§ About this exercise
Count the lines in the listing below that hold the string "JSON". Reply with the number alone.

═════ Source material

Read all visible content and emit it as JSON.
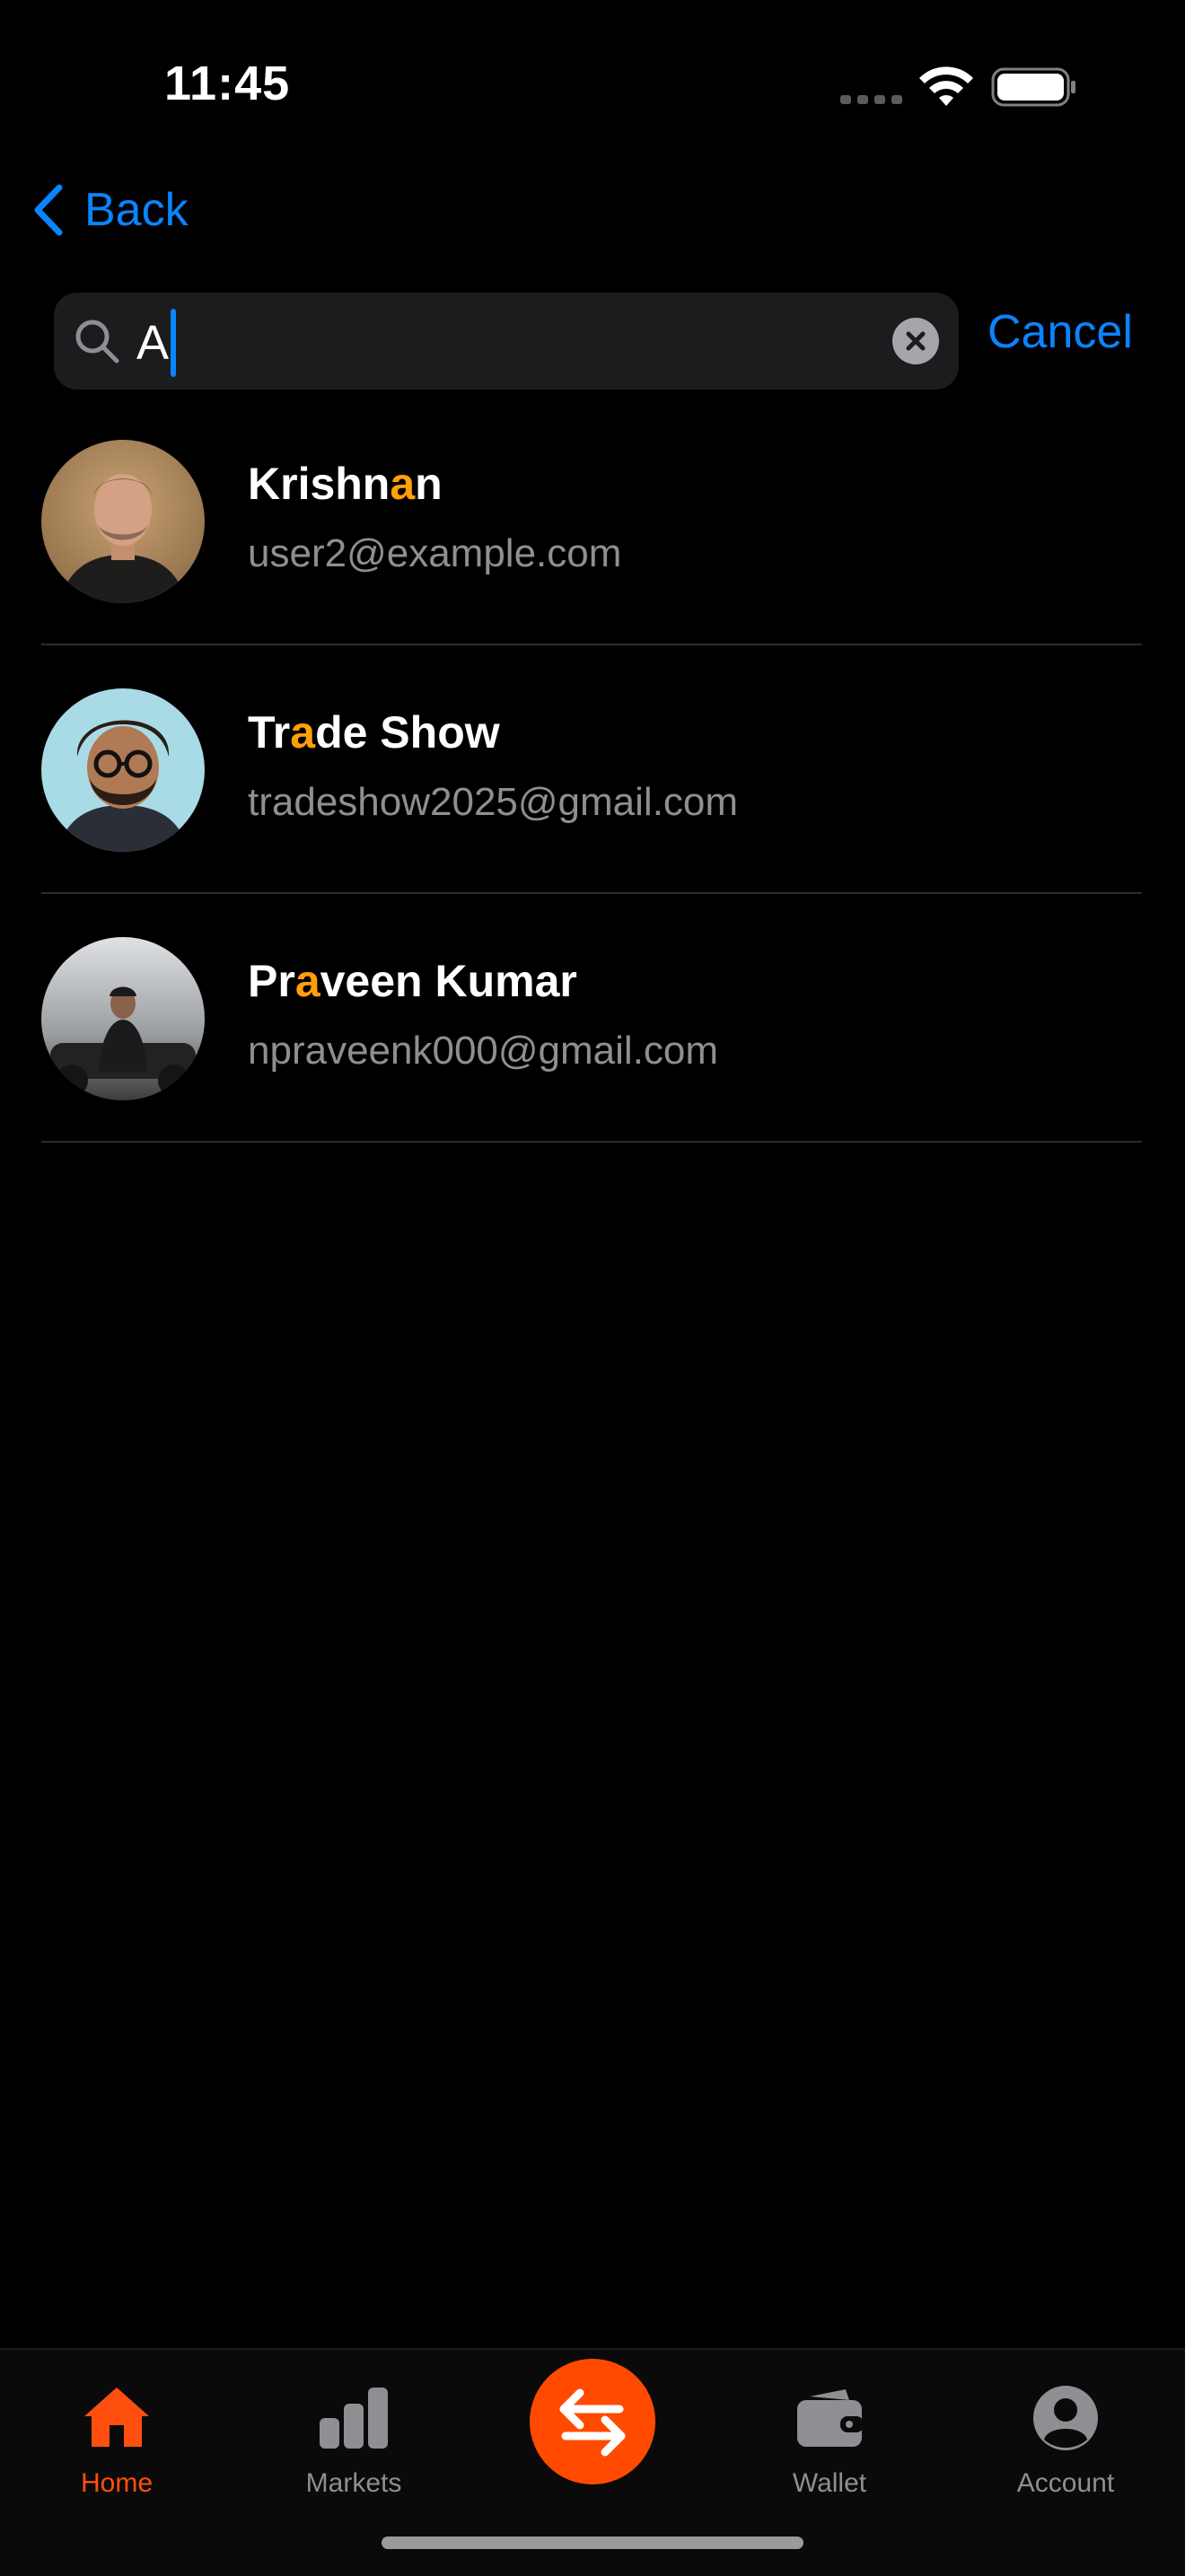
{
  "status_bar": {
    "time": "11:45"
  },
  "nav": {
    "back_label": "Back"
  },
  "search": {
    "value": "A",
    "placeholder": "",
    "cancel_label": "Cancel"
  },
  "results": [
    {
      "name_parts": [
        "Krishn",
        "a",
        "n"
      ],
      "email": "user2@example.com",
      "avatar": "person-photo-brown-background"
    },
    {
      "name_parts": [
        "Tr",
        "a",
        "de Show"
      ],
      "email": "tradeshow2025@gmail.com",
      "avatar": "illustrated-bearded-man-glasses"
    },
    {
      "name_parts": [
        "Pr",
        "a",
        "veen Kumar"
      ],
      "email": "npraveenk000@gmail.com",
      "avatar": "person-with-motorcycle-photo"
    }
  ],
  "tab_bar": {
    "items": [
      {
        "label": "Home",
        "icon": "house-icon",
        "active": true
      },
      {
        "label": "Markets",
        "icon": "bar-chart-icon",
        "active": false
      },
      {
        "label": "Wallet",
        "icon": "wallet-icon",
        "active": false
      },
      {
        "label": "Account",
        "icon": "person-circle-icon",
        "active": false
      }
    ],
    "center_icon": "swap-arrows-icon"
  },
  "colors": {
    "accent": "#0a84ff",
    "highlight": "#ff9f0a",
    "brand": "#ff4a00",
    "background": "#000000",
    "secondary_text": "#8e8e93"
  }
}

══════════
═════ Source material

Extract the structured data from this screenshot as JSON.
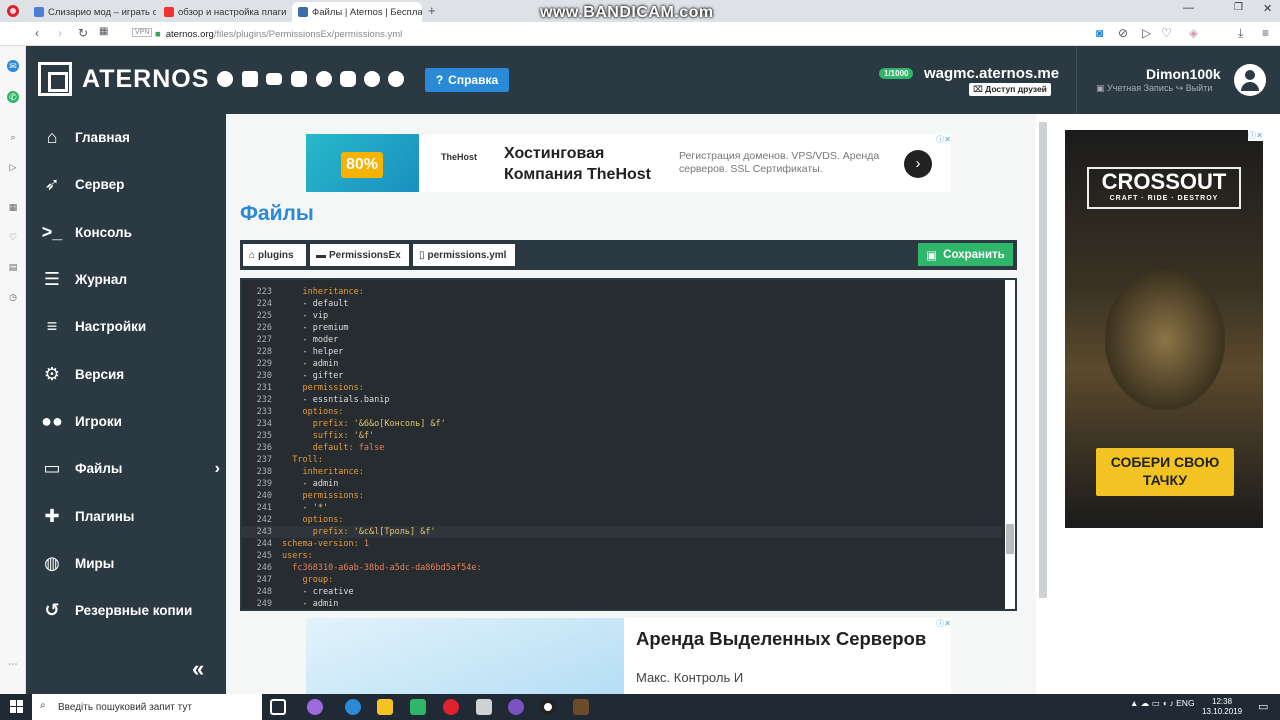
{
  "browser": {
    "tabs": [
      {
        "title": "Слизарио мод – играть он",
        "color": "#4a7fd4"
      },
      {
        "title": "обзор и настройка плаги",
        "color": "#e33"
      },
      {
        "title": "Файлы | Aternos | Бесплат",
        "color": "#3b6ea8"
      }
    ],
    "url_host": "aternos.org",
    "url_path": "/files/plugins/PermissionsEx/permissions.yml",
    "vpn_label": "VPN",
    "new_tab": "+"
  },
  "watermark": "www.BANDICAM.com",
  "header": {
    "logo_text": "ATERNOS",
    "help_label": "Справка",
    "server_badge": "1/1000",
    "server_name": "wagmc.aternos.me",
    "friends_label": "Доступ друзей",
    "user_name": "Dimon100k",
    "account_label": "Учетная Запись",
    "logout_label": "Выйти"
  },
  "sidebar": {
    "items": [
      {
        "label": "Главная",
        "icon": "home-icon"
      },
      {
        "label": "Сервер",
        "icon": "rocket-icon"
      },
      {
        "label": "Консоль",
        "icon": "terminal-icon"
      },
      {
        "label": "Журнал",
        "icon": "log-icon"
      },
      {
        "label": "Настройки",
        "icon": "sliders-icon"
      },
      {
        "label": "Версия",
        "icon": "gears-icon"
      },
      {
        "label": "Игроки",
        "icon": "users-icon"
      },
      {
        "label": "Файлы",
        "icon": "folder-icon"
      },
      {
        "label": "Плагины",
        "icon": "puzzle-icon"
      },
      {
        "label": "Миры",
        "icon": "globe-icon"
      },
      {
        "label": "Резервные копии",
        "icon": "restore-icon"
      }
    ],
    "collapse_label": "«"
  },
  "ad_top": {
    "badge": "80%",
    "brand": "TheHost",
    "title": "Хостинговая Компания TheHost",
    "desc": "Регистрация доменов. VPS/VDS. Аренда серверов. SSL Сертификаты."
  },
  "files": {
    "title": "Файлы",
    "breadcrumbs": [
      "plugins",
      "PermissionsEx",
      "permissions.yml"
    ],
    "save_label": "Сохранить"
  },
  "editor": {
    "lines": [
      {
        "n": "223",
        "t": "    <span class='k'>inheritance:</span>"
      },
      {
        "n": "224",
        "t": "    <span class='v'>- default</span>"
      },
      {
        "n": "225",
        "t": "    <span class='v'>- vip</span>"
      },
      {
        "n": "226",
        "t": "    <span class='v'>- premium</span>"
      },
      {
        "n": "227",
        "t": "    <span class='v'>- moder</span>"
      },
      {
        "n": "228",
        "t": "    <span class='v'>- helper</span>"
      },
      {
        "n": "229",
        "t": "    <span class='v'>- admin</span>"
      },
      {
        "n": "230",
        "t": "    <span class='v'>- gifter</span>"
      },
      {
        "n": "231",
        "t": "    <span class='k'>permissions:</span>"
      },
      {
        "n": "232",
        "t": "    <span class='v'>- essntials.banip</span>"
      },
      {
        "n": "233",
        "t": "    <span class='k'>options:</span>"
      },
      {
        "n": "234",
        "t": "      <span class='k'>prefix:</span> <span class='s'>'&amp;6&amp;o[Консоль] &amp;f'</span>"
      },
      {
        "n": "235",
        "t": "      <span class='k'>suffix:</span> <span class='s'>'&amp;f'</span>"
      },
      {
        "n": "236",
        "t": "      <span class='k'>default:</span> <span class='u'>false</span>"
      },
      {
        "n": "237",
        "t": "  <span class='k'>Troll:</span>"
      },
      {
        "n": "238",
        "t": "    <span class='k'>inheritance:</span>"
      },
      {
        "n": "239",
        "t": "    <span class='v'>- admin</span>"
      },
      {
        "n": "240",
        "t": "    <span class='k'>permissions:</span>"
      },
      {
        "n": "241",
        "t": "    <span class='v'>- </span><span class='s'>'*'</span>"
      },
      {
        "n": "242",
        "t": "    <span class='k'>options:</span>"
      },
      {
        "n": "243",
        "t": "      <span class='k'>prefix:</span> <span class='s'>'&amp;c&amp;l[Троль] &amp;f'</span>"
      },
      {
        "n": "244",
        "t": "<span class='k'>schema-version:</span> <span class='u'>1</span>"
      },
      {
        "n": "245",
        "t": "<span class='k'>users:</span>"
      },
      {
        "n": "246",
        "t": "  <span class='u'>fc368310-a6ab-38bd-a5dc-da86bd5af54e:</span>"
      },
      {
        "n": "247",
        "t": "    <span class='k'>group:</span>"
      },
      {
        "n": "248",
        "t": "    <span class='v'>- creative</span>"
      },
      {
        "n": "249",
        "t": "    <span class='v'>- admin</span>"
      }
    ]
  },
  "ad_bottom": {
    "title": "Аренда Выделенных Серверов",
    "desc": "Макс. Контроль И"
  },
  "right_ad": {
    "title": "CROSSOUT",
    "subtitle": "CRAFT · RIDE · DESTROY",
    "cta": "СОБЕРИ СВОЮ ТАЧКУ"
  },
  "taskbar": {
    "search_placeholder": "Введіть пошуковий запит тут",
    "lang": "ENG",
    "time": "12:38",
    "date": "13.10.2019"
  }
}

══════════
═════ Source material

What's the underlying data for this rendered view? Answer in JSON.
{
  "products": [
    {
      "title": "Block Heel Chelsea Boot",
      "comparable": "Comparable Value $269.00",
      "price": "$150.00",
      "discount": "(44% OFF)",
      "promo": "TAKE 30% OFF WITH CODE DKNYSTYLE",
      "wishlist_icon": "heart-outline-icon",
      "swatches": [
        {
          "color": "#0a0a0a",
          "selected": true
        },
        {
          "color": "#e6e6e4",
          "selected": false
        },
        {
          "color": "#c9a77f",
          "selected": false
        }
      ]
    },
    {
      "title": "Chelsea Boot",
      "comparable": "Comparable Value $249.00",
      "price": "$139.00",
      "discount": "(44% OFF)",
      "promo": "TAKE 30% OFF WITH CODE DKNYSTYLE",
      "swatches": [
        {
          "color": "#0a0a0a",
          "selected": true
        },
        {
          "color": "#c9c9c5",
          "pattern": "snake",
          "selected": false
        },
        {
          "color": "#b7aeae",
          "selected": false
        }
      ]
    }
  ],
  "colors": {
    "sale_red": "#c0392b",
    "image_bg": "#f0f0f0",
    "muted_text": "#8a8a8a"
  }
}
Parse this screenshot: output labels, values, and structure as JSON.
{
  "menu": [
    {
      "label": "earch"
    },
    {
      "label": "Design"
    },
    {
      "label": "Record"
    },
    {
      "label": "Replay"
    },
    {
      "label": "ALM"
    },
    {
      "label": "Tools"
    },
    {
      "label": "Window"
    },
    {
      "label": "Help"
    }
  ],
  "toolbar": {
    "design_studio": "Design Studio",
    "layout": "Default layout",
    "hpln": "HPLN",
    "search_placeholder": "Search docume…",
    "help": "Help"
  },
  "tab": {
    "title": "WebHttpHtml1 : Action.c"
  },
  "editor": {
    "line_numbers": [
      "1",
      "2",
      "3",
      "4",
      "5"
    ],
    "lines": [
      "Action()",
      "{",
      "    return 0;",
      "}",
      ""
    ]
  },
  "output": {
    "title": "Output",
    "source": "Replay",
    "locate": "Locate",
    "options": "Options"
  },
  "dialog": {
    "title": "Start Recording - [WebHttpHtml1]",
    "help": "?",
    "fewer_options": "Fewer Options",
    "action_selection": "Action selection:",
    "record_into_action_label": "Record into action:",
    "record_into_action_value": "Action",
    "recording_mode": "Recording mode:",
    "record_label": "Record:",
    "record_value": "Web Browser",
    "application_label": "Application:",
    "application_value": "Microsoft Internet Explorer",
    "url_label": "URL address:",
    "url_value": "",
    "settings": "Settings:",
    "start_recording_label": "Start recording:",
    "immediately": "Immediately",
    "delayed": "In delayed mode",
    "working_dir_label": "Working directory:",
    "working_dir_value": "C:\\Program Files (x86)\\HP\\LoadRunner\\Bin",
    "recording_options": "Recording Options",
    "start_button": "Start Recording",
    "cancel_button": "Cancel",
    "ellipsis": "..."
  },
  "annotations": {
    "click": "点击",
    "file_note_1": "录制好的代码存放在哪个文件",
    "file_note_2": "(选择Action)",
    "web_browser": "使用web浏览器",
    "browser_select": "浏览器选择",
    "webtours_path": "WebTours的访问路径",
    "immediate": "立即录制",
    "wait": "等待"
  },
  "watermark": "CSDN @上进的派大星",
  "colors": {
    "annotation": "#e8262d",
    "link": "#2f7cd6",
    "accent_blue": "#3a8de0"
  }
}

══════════

§ Exercise response
4